Talking about a trend in data always implies that it is likely that the process follows the trend (at least for the near future). Up till now, we only did some basic chart analysis but I wrote nothing about the source, driver or generator of the data. Without knowing details about the nature of our time series we are on dangerous ground when it comes to forecasting. Please don’t be disappointed, but in my case I used a so called random walk model to plot the graph from above. In a random walk model, the value for the next period is calculated relative to the value of the current period. The difference between one point and the other in my case is just a normally distributed random number. Random walk processes often look like they have trend or even seasonality. But for this example, the chart may go to either direction from here, it’s purely random. Or in other words, it’s dangerous to speak of a trend in this case. So whenever we look at trend detection we have to understand the reason why the trend is likely to extend to the future.

Ok, no trend! Case solved?

Obviously, since the chart was generated using a random number generator, we cannot really declare this a trend. But how likely is it, that we get such a drift in our random walk process? In order to understand this, I plotted 1,000 random walk processes (each with 100 steps). The line from above is actually one of them. Here’s the result:

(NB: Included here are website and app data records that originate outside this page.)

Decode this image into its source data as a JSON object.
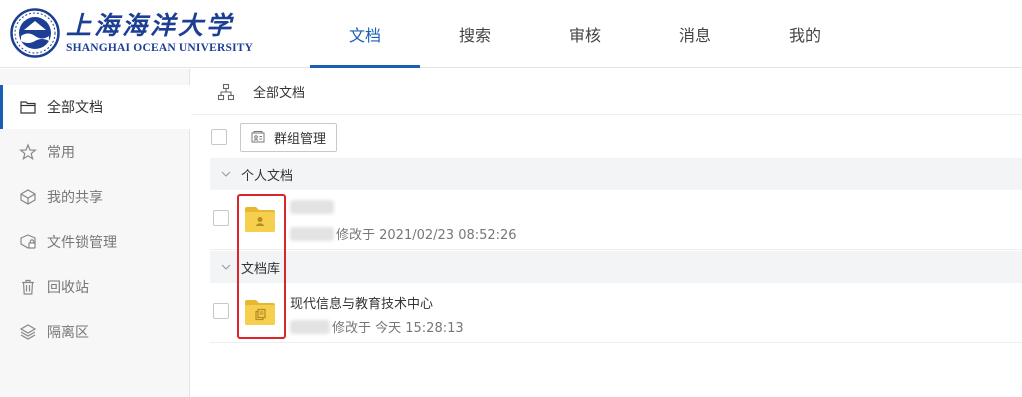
{
  "logo": {
    "name_cn": "上海海洋大学",
    "name_en": "SHANGHAI OCEAN UNIVERSITY"
  },
  "nav": {
    "items": [
      {
        "label": "文档",
        "active": true
      },
      {
        "label": "搜索",
        "active": false
      },
      {
        "label": "审核",
        "active": false
      },
      {
        "label": "消息",
        "active": false
      },
      {
        "label": "我的",
        "active": false
      }
    ]
  },
  "sidebar": {
    "items": [
      {
        "label": "全部文档",
        "icon": "folder-outline-icon",
        "active": true
      },
      {
        "label": "常用",
        "icon": "star-icon",
        "active": false
      },
      {
        "label": "我的共享",
        "icon": "share-icon",
        "active": false
      },
      {
        "label": "文件锁管理",
        "icon": "file-lock-icon",
        "active": false
      },
      {
        "label": "回收站",
        "icon": "trash-icon",
        "active": false
      },
      {
        "label": "隔离区",
        "icon": "layers-icon",
        "active": false
      }
    ]
  },
  "breadcrumb": {
    "icon": "hierarchy-icon",
    "label": "全部文档"
  },
  "toolbar": {
    "group_button_label": "群组管理",
    "group_button_icon": "group-card-icon"
  },
  "sections": [
    {
      "title": "个人文档",
      "items": [
        {
          "name": "",
          "name_redacted": true,
          "modified_label": "修改于 2021/02/23 08:52:26",
          "icon": "personal-folder-icon"
        }
      ]
    },
    {
      "title": "文档库",
      "items": [
        {
          "name": "现代信息与教育技术中心",
          "name_redacted": false,
          "modified_label": "修改于 今天 15:28:13",
          "icon": "library-folder-icon"
        }
      ]
    }
  ],
  "colors": {
    "accent": "#1a5fb4",
    "logo": "#1c3f94",
    "folder": "#f5c745",
    "highlight": "#d9262b"
  }
}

As you can see, most of them are concentrated on a relatively small window indicated by the red lines (which are just plotted based on a square root function). Some of them went up to about +30, some down to about –30 but that’s not the major part.

If we take a look at the distribution of final values (the values we see after 100 steps), the histogram looks like this:


This looks pretty much like a normal distribution with a mean of 0 and a standard deviation of 10 which is again the square root of 100, so this also explains the red lines from the chart above (one standard deviation). What can we do with this information? Well, first we could take a look at the cumulated distribution (and since I’m not much interested in positive or negative trend I used absolute values):


How do we read this chart? It just gives us the percentage of cases which end outside a given tolerance from zero. For example, only 5% of all cases (50 out of 1,000) ended at a value bigger than 20.5 or smaller than -20.5 (the .95 confidence marker) and only 1% of all cases (10 out of 1,000) ended distance of more than 24.5 from zero (the .99 confidence marker). Our chart from above actually ended at 29.7 which hits the 0.001 confidence level. In other words, I used the single worst outlier (1 out of 1,000) of my set of lines to plot the chart at the beginning of this post.

I’m … eh … confused …

So, what does this all lead up to? Trend or no trend? Well, since we know that I used a random number generator, frankly there’s no reason to believe that the trend continues and therefore it makes no sense to speak of a trend. However, if the chart was generated using real life data and we know that the underlying process follows a random walk model, it would be extremely unlikely that there is no drift or trend in the data. In our case, only 1 out of 1000 cases would behave in such an abnormal way otherwise. So, in this case I’d be pretty sure there is a trend in the series of data.



In order to detect a trend in a time series, make sure that you fully understand where the data comes, how the data is generated and what the characteristics of the time series is. Is it oscillating, is it a random walk process (first order derivation) or is the driver even at a  higher derivation (you could think of a random accelerating process)? Only if you understand the characteristics and the driver (changing component) it makes sense to look for a trend and analyze the likelihood that you can rely on the trend for future development.